Student - September 20, 2007

Are exotics a threat?

The Coordinating Body for Invasive Exotics, part of the Plant Protection Service of The Netherlands (PD) in Wageningen, tracks down species that are not native to this country. The economic damage caused by these ‘intruders’ is estimated at 1.3 billion euros. But are alien species only a threat or do they also contribute to species diversity in the Netherlands?

The PD Annual Report 2006
‘An exotic is a species that does not occur naturally in our country. An invasive exotic is a non-native species that can settle here through rapid spread and has a negative effect on the biodiversity. An exotic can suppress or infect other indigenous species. Some exotics have been imported into the Netherlands as biological pest control agents. The PD carried out two surveys in 2006 on biological pest control agents in the environment. […] The survey showed that the American whitefly predatory bug Dicyphus Hesperus, used in indoor aubergine cultivation, escapes from greenhouses, meaning an increased risk to biodiversity. Other exotic species have been imported as water plants for aquariums, an example of an invasive plant being Cabomba caroliniana. The dyke and polder board for the Amstel and Vecht rivers has been fighting this invasive plant in the Loosdrechtse plassen as it is threatening a botanical reserve.’

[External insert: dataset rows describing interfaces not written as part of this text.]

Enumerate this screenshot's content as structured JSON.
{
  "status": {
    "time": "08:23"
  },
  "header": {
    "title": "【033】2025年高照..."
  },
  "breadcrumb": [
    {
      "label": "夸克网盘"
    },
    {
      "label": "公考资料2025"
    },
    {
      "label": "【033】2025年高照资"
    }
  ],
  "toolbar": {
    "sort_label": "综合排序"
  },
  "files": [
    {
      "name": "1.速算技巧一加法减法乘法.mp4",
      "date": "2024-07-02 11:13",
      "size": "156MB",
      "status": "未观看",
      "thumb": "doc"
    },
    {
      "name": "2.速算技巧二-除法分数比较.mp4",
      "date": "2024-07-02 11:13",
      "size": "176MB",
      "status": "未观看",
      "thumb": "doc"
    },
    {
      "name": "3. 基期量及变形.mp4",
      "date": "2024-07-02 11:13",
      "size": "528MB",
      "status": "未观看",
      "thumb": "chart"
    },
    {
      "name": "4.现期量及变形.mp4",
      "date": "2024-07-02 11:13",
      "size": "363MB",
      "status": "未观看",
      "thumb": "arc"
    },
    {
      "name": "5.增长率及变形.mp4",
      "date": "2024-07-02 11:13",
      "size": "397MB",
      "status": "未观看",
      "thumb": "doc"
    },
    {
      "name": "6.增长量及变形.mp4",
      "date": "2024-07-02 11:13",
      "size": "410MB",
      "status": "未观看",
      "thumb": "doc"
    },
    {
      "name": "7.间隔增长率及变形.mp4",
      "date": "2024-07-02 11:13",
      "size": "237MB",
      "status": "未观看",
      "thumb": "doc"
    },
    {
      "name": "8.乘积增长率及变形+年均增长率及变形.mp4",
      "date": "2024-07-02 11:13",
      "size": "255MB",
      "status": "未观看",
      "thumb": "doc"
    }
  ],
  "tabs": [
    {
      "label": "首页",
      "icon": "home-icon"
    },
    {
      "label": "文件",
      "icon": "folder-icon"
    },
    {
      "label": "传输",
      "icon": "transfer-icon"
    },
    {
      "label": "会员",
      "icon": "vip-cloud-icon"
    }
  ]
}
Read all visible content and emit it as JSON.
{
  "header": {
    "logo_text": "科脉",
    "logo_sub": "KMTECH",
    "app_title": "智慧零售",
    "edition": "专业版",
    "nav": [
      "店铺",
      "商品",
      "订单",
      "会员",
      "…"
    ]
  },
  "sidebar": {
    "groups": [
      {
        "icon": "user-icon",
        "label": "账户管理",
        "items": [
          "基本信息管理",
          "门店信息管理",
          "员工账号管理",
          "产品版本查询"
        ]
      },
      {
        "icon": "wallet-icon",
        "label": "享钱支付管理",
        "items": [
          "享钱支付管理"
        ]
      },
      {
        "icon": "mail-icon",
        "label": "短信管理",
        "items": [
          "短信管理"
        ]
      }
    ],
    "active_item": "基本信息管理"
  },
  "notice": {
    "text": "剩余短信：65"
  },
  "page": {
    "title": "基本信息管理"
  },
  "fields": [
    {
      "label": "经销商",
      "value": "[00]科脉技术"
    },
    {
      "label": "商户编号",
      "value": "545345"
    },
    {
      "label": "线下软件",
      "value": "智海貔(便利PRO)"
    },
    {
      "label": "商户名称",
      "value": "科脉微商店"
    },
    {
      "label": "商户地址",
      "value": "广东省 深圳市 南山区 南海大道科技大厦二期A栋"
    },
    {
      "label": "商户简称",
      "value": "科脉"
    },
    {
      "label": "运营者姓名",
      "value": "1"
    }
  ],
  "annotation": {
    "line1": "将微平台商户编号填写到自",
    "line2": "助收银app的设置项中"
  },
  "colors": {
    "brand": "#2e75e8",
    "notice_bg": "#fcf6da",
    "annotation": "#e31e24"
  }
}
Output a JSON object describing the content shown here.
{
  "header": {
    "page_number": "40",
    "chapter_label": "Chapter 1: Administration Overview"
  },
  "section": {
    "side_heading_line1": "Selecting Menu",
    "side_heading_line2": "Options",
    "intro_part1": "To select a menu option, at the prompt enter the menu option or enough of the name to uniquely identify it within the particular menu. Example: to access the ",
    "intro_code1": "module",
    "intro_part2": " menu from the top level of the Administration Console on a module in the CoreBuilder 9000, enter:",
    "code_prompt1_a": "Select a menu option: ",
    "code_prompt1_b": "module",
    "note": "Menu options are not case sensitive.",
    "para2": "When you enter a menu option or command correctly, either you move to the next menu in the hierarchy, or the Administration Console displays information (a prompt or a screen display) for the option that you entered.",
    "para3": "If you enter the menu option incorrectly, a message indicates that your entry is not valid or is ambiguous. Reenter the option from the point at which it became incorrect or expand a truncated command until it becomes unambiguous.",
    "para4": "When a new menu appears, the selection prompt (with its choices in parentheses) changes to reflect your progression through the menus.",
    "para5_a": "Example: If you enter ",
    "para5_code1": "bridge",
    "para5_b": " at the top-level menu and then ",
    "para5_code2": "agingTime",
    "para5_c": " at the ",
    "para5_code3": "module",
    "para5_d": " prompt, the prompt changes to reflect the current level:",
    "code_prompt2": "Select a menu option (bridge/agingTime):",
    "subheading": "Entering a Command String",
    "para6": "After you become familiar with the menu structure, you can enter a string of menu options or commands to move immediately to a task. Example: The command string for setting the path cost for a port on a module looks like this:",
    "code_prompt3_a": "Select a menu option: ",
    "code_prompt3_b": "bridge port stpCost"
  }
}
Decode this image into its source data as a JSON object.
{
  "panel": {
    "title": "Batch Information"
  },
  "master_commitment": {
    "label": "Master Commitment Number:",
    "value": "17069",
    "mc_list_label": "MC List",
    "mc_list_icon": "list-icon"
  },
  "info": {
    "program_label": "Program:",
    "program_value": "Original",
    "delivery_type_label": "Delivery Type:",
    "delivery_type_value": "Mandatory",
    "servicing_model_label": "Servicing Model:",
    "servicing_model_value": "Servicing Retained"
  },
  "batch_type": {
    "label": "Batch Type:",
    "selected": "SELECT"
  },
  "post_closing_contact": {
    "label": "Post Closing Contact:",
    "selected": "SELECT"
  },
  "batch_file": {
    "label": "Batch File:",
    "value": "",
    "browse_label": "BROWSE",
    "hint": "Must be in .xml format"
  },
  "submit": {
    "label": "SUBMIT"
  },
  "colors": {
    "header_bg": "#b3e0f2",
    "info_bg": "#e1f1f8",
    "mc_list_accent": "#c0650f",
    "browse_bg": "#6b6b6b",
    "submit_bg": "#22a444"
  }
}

Professor Marten Scheffer, chair of Aquatic Ecology and Water Quality Management
‘We seriously believe that on a world scale we are losing species at a rate comparable with that of the time of mass extinctions long ago. Is that bad? There are different opinions. The planet will survive, but it’s quite possible that we are losing species that are valuable to humanity. Invasions contribute to the loss of biodiversity and humans are doing a lot to encourage biological invasions. By linking the River Rhine to the Danube we now have all sorts of species in the Rhine that weren’t there originally. As a result of pollution in the seventies, 95 percent of the indigenous species in the Rhine had disappeared. Now that the Rhine is cleaner again you can see that invasive exotics take over more easily than if they had had to fight against all sorts of indigenous species.’

Leen Moraal, insect, tree and forest researcher at Alterra
‘Are exotics a threat? Depends on to what or who. In some cases we are talking about public health risks; there can be a shift in biodiversity and there is also cosmetic damage. The latest news is that an American gall fly has been found on Acacia trees in the Netherlands. Is that serious? No, not for the trees, and not for humans either. But there are cases where things have got out of hand. In America the Asian emerald ash borer has hit so hard that fifteen million ash trees have died in a short time. You can hardly regard a species like this as enriching the biodiversity. An oak hosts about 450 insect species that in turn provide ample food for birds in spring. But the plane, horse chestnut and acacia are sterile trees in the sense that they provide no food for birds. Many exotics arrive in wood used for packaging, but also in imported plants. It’s impossible to prevent this by restricting imports without damaging the economy.’

Hans Velderman, member of the public
‘I don’t think it’s such a problem that we have invasive exotics here. Originally all parts of the world were linked and plants developed in isolation once the continents drifted apart. If I eat a potato, or grain or maize, then I am aware that I wouldn’t be eating any of these if we had tried to prevent invasive species getting a hold. The same is true for cherries. I’m very happy with these exotics. If we were to fight all exotics, our forests would disappear and agriculture as we know it – with cereals, fruit trees, chickens and turkeys – would cease to exist. Seeds and insects make their way into the country with returning travellers, accidentally or on purpose. This is what has made the Netherlands more diverse, richer and more beautiful.’